*** Given records Section Begins ***
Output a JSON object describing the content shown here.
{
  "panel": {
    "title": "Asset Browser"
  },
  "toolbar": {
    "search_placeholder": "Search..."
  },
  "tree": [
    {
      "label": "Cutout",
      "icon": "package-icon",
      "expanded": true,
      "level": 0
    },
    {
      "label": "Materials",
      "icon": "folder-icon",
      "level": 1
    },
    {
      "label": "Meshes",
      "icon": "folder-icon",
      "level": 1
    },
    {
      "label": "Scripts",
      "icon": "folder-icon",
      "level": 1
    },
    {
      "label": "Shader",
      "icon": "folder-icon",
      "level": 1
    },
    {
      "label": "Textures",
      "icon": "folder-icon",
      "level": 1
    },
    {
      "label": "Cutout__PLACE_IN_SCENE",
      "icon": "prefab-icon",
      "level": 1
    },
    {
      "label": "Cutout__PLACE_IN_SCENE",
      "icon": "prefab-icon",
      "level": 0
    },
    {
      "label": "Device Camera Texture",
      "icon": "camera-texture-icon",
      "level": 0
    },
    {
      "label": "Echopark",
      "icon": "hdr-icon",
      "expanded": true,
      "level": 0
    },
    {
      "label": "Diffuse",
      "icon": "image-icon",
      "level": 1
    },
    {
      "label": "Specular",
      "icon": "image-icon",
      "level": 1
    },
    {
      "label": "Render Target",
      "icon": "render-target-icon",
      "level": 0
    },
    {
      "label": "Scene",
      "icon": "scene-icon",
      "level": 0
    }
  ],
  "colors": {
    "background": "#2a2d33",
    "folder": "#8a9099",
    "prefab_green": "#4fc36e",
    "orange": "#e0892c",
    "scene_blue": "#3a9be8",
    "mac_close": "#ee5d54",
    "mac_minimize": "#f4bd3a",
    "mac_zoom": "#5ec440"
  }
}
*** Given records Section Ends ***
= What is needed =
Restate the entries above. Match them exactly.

= Written solution =
Output a JSON object describing the content shown here.
{
  "panel": {
    "title": "Asset Browser"
  },
  "toolbar": {
    "search_placeholder": "Search..."
  },
  "tree": [
    {
      "label": "Cutout",
      "icon": "package-icon",
      "expanded": true,
      "level": 0
    },
    {
      "label": "Materials",
      "icon": "folder-icon",
      "level": 1
    },
    {
      "label": "Meshes",
      "icon": "folder-icon",
      "level": 1
    },
    {
      "label": "Scripts",
      "icon": "folder-icon",
      "level": 1
    },
    {
      "label": "Shader",
      "icon": "folder-icon",
      "level": 1
    },
    {
      "label": "Textures",
      "icon": "folder-icon",
      "level": 1
    },
    {
      "label": "Cutout__PLACE_IN_SCENE",
      "icon": "prefab-icon",
      "level": 1
    },
    {
      "label": "Cutout__PLACE_IN_SCENE",
      "icon": "prefab-icon",
      "level": 0
    },
    {
      "label": "Device Camera Texture",
      "icon": "camera-texture-icon",
      "level": 0
    },
    {
      "label": "Echopark",
      "icon": "hdr-icon",
      "expanded": true,
      "level": 0
    },
    {
      "label": "Diffuse",
      "icon": "image-icon",
      "level": 1
    },
    {
      "label": "Specular",
      "icon": "image-icon",
      "level": 1
    },
    {
      "label": "Render Target",
      "icon": "render-target-icon",
      "level": 0
    },
    {
      "label": "Scene",
      "icon": "scene-icon",
      "level": 0
    }
  ],
  "colors": {
    "background": "#2a2d33",
    "folder": "#8a9099",
    "prefab_green": "#4fc36e",
    "orange": "#e0892c",
    "scene_blue": "#3a9be8",
    "mac_close": "#ee5d54",
    "mac_minimize": "#f4bd3a",
    "mac_zoom": "#5ec440"
  }
}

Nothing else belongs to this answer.